So exciting!

So no time was wasted getting it tipped out and sorted

There were a lot more smaller pieces than in the other two stages but that was probably due to the fact that this stage had much of the detail in the interior and garden whereas the other two were mainly structural in composition.

So, minifigures!

We have Gandalf, Balin and Bofur! Which is nice as they're Bilbo's particular friends (in the movies anyway, Bofur doesn't get much in the way of character in the books so we've no way of knowing if he wasn't Bilbo's friend there too)

I was more excited than usual about these minifigures than normal as they have so many parts to them. Like, they each have a cloak and weapon the the casts for their hair and beards are so cool!
 I missed Gandalf's beard as it was in one of the smaller bags separate from the rest of the pieces but once I found it all was well.

Minifigures out of the way it's time to get into the main building phase!

This stage had so many small bits to it that I ended up storing them in a shot glass so as not to lose then during the build. In particular the brown studs that were used extensively in this stage were so numerous that they got their own container.

This is probably as close as I'll ever get to actually gardening
Sticker sheet in action on the fence!
With the plants in place and the fence all put together it was really starting to look like a pretty little hobbit hole.

But it's not a proper hobbit hole if the inside is bare so it was time to activate my powers of interior design! and fit a writing desk, a dining table, six chairs amongst other things which included a very nice selection of maps and... The Red Book of Westmarch.

*insert angelic chorus here*

It's not called that yet but it is that very same book and it makes the Tolkien nerd inside of me curl up and giggle like a five-year-old on a sugar high.
For anyone who doesn't know just what the significance of it is; it's the book in which Bilbo records the story that we know as "The Hobbit" in and Frodo later does the same with the "Lord of the Rings" before passing it on to Sam. Sam then adds to it up until he also sails West, after which Sam's decedents are left in charge of it. (this is all found in the LOTR appendices at the end of RotK which can be really boring at parts but are worth a read for anyone interested) So you can imagine why I'm just a little bit giddy over it.

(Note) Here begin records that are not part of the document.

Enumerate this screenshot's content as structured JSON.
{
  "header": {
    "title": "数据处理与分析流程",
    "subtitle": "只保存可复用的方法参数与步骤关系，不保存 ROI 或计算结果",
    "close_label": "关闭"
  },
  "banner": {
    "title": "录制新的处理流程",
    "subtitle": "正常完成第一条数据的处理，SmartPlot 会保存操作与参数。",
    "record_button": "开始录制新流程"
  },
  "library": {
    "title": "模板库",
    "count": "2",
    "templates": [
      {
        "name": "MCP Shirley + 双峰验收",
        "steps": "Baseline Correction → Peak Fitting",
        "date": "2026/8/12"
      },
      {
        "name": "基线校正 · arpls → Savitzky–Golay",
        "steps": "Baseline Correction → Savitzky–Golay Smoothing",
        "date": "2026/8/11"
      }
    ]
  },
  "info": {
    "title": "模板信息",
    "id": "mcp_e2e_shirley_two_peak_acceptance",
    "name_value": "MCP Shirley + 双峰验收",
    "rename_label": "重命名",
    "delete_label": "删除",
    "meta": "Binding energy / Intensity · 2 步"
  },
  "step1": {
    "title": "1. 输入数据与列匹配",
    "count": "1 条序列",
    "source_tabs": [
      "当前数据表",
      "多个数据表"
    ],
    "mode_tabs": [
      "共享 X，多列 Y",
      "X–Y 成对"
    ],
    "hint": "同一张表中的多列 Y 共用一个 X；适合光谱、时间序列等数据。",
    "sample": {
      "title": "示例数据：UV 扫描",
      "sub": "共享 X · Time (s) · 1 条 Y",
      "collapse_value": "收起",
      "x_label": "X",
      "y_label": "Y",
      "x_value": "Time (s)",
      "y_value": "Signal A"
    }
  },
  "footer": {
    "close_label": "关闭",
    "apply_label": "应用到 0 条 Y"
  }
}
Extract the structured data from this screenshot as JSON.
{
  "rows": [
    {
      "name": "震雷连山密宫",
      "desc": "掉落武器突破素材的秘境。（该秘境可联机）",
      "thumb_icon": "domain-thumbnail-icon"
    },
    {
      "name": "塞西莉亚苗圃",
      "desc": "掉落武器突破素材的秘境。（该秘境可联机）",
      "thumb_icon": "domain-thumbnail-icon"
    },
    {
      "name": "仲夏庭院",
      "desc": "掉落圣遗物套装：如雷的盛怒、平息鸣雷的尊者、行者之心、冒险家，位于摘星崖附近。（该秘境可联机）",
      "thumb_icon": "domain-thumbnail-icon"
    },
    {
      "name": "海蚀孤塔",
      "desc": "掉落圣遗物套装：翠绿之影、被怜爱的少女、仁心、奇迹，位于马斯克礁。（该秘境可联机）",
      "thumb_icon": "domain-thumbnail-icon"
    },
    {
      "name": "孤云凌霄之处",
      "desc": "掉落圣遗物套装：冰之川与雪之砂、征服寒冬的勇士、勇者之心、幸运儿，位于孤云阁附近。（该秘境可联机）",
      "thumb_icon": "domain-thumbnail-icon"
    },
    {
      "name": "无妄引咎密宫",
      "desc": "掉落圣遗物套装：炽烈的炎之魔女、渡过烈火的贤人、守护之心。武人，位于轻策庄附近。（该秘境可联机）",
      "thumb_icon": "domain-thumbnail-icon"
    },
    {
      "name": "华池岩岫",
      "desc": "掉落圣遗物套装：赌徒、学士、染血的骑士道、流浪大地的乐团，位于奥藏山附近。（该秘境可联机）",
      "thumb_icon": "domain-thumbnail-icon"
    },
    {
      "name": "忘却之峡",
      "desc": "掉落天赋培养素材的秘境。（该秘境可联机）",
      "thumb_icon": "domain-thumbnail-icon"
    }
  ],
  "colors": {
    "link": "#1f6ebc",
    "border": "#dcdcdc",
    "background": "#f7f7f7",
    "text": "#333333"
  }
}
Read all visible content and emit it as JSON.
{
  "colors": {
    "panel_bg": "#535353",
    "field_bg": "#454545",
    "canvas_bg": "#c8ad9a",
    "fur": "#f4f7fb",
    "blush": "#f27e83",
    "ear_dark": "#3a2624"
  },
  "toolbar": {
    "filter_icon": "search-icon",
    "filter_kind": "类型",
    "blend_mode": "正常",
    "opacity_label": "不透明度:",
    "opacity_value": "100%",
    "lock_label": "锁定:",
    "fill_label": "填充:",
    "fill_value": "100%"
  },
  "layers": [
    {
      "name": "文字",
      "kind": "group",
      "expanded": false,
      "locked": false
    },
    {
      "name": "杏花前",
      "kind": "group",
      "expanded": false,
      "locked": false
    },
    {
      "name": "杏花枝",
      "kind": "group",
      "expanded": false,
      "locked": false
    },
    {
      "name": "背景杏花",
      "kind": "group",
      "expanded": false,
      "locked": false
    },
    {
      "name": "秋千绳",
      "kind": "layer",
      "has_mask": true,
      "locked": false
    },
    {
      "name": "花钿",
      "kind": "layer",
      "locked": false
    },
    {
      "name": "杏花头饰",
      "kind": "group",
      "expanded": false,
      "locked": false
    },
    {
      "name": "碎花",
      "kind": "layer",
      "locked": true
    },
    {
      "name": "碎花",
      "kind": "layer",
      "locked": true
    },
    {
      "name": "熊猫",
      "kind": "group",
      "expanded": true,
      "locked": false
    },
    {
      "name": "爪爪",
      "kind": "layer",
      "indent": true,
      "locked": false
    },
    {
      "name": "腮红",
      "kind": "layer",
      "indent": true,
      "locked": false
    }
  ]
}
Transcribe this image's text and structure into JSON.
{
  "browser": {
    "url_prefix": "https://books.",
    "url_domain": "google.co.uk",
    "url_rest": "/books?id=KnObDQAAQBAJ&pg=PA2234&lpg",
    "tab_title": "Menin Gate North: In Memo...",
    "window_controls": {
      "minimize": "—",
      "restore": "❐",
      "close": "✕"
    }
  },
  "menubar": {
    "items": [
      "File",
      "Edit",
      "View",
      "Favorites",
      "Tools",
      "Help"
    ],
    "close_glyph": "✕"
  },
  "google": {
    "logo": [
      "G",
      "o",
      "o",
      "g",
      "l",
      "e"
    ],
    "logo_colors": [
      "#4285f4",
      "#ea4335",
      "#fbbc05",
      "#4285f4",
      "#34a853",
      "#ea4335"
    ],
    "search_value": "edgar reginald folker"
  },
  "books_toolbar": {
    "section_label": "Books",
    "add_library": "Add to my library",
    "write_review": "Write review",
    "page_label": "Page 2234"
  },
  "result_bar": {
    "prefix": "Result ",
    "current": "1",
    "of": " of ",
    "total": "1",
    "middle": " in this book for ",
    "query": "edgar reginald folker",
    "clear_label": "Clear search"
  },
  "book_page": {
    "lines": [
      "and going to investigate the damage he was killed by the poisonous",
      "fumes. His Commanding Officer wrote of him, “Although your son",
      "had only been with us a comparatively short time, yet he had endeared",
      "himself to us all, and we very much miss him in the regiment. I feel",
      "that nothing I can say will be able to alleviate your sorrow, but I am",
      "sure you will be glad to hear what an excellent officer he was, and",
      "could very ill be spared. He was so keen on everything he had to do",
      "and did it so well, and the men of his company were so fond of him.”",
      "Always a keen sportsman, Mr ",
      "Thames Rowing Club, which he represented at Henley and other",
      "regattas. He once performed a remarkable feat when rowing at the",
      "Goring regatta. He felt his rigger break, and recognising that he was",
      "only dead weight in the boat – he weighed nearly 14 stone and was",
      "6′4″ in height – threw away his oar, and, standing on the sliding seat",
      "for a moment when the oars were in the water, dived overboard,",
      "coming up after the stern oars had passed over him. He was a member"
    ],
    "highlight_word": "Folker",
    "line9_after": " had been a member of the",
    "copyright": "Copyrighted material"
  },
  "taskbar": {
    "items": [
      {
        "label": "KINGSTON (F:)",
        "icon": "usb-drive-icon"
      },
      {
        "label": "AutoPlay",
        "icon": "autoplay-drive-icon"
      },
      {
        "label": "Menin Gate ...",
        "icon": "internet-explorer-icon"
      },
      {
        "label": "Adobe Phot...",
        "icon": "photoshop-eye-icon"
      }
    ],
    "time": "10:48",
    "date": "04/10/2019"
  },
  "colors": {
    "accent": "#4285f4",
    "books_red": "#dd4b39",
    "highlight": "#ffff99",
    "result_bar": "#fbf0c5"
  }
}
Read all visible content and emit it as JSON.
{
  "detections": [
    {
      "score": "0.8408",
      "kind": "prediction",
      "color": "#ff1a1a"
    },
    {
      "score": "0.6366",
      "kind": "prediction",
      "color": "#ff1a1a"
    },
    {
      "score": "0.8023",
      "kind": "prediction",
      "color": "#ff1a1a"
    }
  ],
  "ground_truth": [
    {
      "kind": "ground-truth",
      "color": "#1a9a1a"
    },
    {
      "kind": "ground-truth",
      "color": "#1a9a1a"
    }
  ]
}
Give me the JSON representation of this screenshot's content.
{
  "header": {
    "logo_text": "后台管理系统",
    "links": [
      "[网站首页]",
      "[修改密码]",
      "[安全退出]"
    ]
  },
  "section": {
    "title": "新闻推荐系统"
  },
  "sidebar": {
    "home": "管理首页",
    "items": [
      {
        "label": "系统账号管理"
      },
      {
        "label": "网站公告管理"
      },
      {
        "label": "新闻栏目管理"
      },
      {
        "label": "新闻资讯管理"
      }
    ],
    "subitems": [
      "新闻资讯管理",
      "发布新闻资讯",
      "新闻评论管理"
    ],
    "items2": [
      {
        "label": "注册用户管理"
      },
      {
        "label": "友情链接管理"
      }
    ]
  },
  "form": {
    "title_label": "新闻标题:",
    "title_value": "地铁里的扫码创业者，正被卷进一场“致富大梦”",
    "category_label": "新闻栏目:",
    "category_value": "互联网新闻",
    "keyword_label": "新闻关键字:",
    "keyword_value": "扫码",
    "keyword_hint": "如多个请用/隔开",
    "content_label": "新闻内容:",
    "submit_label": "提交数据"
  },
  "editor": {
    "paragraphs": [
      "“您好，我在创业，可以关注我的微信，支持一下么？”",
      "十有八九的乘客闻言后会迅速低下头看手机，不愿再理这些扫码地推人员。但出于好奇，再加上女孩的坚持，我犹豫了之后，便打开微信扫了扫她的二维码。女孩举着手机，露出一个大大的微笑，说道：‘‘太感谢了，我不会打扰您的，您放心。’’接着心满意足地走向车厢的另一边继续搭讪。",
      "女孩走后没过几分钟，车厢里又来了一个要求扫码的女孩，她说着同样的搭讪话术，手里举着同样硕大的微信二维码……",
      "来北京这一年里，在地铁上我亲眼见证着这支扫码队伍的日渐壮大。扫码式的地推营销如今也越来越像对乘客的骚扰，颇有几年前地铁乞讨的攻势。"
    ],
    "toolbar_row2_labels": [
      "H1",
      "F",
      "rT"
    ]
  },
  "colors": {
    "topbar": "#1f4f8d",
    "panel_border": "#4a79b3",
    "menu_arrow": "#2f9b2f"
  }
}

Anyway, once the furniture was in and everything that could be secured was, it was just a matter of laying out the items that couldn't be secured, getting everyone into view and taking some final photos.

Poor Bilbo, all of these Dwarves invading his lovely Home!
Nice and safe until next time
 I put all of the unsecured extra bits of scene dressing that weren't into the shot glass just to keep them all in one place for now.

Next time! Stage 4!

Stage 1, Stage 2, Stage 3, Stage 4, Special features.

Sunday, 27 July 2014

Lego Build: The Hobbit, An unexpected Gathering (Part 2/5)

Previously on Surrounded with pretty things... Stage 1

Now for Stage 2!
The weather was better this day so I got a more consistent light for the photos.

Initial predictions from the instructions

From that it's pretty obvious that this stage will be finishing the exterior walls and Bag End is getting it's iconic green door complete with cirth 'G' for Gandalf (that OAP of a vandal!) as well as the lovely coloured window in the study/kitchen/dining area that you can see on the exterior of the box.

No minifigures in this stage so it was right into construction!

There were four smaller windows that went around the walls the has a slight hinge to open them.

When placed correctly with the panes closer to the external edge they completely lost this feature because of the way they interacted with the circular frames on the outside. I found that by switching the panes to the internal hinge points I was able to salvage some to the opening action but not completely. That didn't effect the overall appearance of the windows other than that the panes are set a few millimetres deeper into the wall than they would normally be.

and here's the finishing point for now with the instruction page for comparison

I was mistaken about the window being coloured and there was more to the interior that I thought but I'd say that otherwise looks about right don't you think?

Back on the bookshelf with you
Next up! Stage 3!